When the German army invaded Ukraine in WW2, greedy for land and slaughter, they fell upon the Pale of Settlement. This was the vast area to the West of Russia – including Belarus, Moldova, Ukraine, part of Poland – to which 5 million jewish people had been expelled, initially by Tsar Catherine the Great in 1791, and thereafter until the end of WW1. Yet another stain of ethnic cleansing that has nourished European history and continues to do so.
But, by cruel chance, here was a ready corralled group of victims for the Nazi obsession with racial purity – or economic pillage, depending on taste and disposition.
In a tiny corner of what became the most widespread and successful case of ethnic cleansing in history, lies a small town, Zlatopol, about 120 miles south of Kiev, and just 20 miles outside the larger town of Kirovograd (Yelevetsgrad, as it was earlier known when Leon Trotsky and Gregory Zinoviev were born there – both Bolshevik leaders purged by Stalin).
Zlatopol held around 5,000 people of whom 70% were jewish. My grandfather was among them. He left and went to live in the more metropolitan Yelevetsgrad (which boasted the first tram in the Russian empire) until 1914 when he left for England. Yelevetsgrad itself was 40% jewish and had 23 synagogues, and two large and imposing jewish hospitals as well as grand properties owned by jewish guild-masters.
The Pale of Settlement policy had created this accidental demographic concentration. For those Germans who were truly Nazis, who were blinded by the ambition to purify the commencement of the messianic millennium with the blood of christ-slayers, here was the place to be, the ultimate slaughterhouse party.
So I find myself in the jewish cemetery in Zlatopol. It was predictably and casually desecrated by the invading German army, many jews were rounded up and cast in a well and other not unfamiliar atrocities were committed – not just to jews. Tombstones were shipped out. The scar that is this cemetery remains – some few broken tombstones cast about, the perimeter fence intact, goats grazing on the grass.
There is something of a mass grave painted in turquoise constructed for the eternal housing of some since recovered individuals – a flag of Israel stuck in a tree stump, fluttering somewhat folornly. Underfoot are the remains, I guess, of my grandfather’s family and, therefore, mine.
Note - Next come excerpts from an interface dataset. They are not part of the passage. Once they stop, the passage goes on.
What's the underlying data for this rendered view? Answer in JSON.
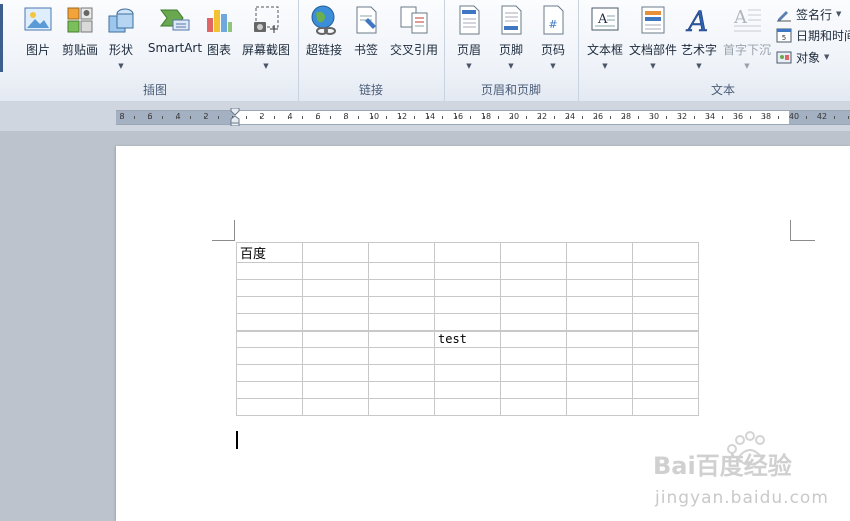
{
  "ribbon": {
    "groups": {
      "illustrations": "插图",
      "links": "链接",
      "header_footer": "页眉和页脚",
      "text": "文本"
    },
    "commands": {
      "picture": "图片",
      "clipart": "剪贴画",
      "shapes": "形状",
      "smartart": "SmartArt",
      "chart": "图表",
      "screenshot": "屏幕截图",
      "hyperlink": "超链接",
      "bookmark": "书签",
      "crossref": "交叉引用",
      "header": "页眉",
      "footer": "页脚",
      "page_number": "页码",
      "textbox": "文本框",
      "quickparts": "文档部件",
      "wordart": "艺术字",
      "dropcap": "首字下沉"
    },
    "small_commands": {
      "signature": "签名行",
      "datetime": "日期和时间",
      "object": "对象"
    }
  },
  "ruler": {
    "left_labels": [
      "8",
      "6",
      "4",
      "2"
    ],
    "right_labels": [
      "2",
      "4",
      "6",
      "8",
      "10",
      "12",
      "14",
      "16",
      "18",
      "20",
      "22",
      "24",
      "26",
      "28",
      "30",
      "32",
      "34",
      "36",
      "38",
      "40",
      "42"
    ]
  },
  "document": {
    "cell_text_1": "百度",
    "cell_text_2": "test"
  },
  "watermark": {
    "brand": "Bai百度经验",
    "url": "jingyan.baidu.com"
  }
}
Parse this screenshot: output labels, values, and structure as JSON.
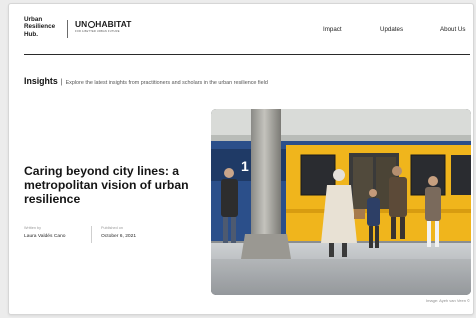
{
  "header": {
    "brand_lines": [
      "Urban",
      "Resilience",
      "Hub."
    ],
    "un_logo": {
      "prefix": "UN",
      "suffix": "HABITAT",
      "tagline": "FOR A BETTER URBAN FUTURE"
    },
    "nav": [
      {
        "label": "Impact"
      },
      {
        "label": "Updates"
      },
      {
        "label": "About Us"
      }
    ]
  },
  "insights": {
    "title": "Insights",
    "separator": "|",
    "description": "Explore the latest insights from practitioners and scholars in the urban resilience field"
  },
  "article": {
    "title": "Caring beyond city lines: a metropolitan vision of urban resilience",
    "author_label": "Written by",
    "author": "Laura Valdés Cano",
    "date_label": "Published on",
    "date": "October 6, 2021",
    "image_caption": "Image: Ayeh van Veen ©"
  },
  "colors": {
    "train_yellow": "#f0b51c",
    "train_blue": "#2b4f8a",
    "background": "#ffffff",
    "text": "#1d1d1d"
  }
}
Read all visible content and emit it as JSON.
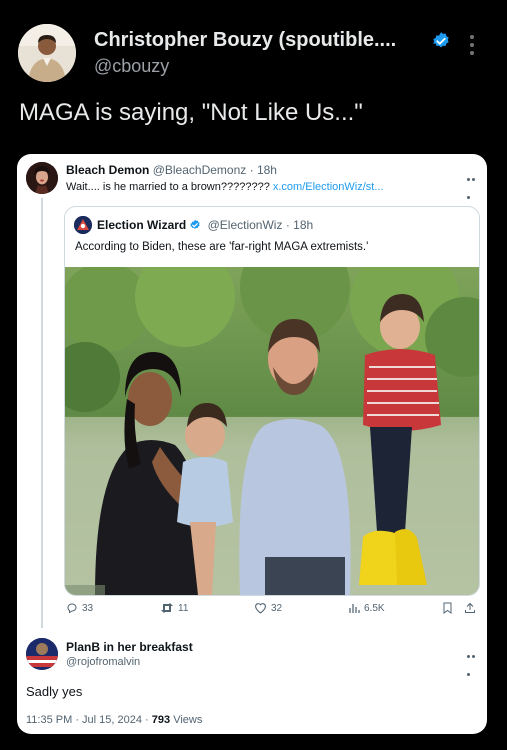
{
  "main_tweet": {
    "author_name": "Christopher Bouzy (spoutible....",
    "author_handle": "@cbouzy",
    "text": "MAGA is saying, \"Not Like Us...\""
  },
  "embedded": {
    "reply_tweet": {
      "author_name": "Bleach Demon",
      "author_handle": "@BleachDemonz",
      "time": "· 18h",
      "text": "Wait.... is he married to a brown????????",
      "link": "x.com/ElectionWiz/st..."
    },
    "quoted_tweet": {
      "author_name": "Election Wizard",
      "author_handle": "@ElectionWiz",
      "time": "· 18h",
      "text": "According to Biden, these are 'far-right MAGA extremists.'"
    },
    "actions": {
      "replies": "33",
      "reposts": "11",
      "likes": "32",
      "views": "6.5K"
    },
    "final_reply": {
      "author_name": "PlanB in her breakfast",
      "author_handle": "@rojofromalvin",
      "text": "Sadly yes",
      "timestamp": "11:35 PM · Jul 15, 2024 ·",
      "views_count": "793",
      "views_label": "Views"
    }
  },
  "colors": {
    "background": "#000000",
    "card": "#ffffff",
    "verified_blue": "#1d9bf0",
    "link_blue": "#1d9bf0",
    "secondary_text": "#536471"
  }
}
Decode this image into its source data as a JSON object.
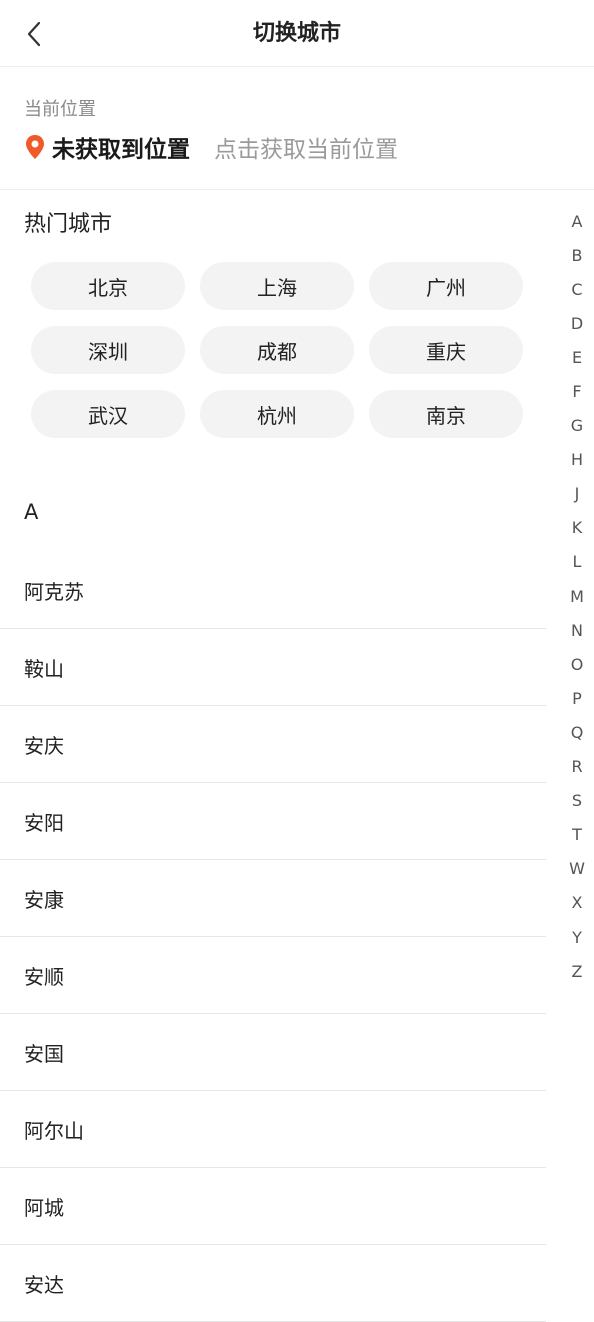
{
  "header": {
    "title": "切换城市",
    "back_icon": "chevron-left-icon"
  },
  "location": {
    "label": "当前位置",
    "status": "未获取到位置",
    "action": "点击获取当前位置",
    "pin_color": "#f05a28",
    "pin_icon": "location-pin-icon"
  },
  "hot_cities": {
    "title": "热门城市",
    "items": [
      "北京",
      "上海",
      "广州",
      "深圳",
      "成都",
      "重庆",
      "武汉",
      "杭州",
      "南京"
    ]
  },
  "city_section": {
    "letter": "A",
    "cities": [
      "阿克苏",
      "鞍山",
      "安庆",
      "安阳",
      "安康",
      "安顺",
      "安国",
      "阿尔山",
      "阿城",
      "安达"
    ]
  },
  "alphabet_index": [
    "A",
    "B",
    "C",
    "D",
    "E",
    "F",
    "G",
    "H",
    "J",
    "K",
    "L",
    "M",
    "N",
    "O",
    "P",
    "Q",
    "R",
    "S",
    "T",
    "W",
    "X",
    "Y",
    "Z"
  ]
}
I struggled to connect.
The holocaust has always been an intellectual phenomenon for me – of course, rising into a passionate despair and indignation for all its victims – jews, homosexuals, gypsies, hated neighbours, the mentally impaired and others. None of my family, to my knowledge, were immediate victims and so I had no visceral attachment to the indignation I felt. My father and uncles fought a political war during WW2, not a war of redemption and retribution. I carry no brief for Israel and zionism, both of which I regard as historical absurdities and a chronic tragedy. I am as passionate an atheist as was Christopher Hitchens (one of my gurus: https://www.youtube.com/watch?v=P1OvDTrXr4k), though I am a great fan of many of the cultural attributes of judaic life – its sense of community and justice, its age-old belief in enlightenment and its nothing-less-than-worship of festive food and drink. Its incipient racism and sexism is a constant abrasive.
But Zlatopol was different. Here, indeed, were people with whom my family were close – almost certainly family members themselves – who were touched both by anti-semitic pogroms (the most recent for my grandfather in 1904) and, of course, by the Nazi millenarians. At some level, this was suddenly personal. I had chosen to come here – out of intellectual curiosity. I knew and deeply admired my grandfather, and was somewhat in awe of this imposing but gentle figure from the East. I wanted a connection with him. I was not looking to be touched by the Nazi holocaust and this place was stirring an unwelcome sense of attachment. I went with it to see where it would go – I still am.
In the middle of the cemetery there is a plum tree. I took a plum and ate it. Now, there’s a finality. An impossible undoing. An ancestral nourishment.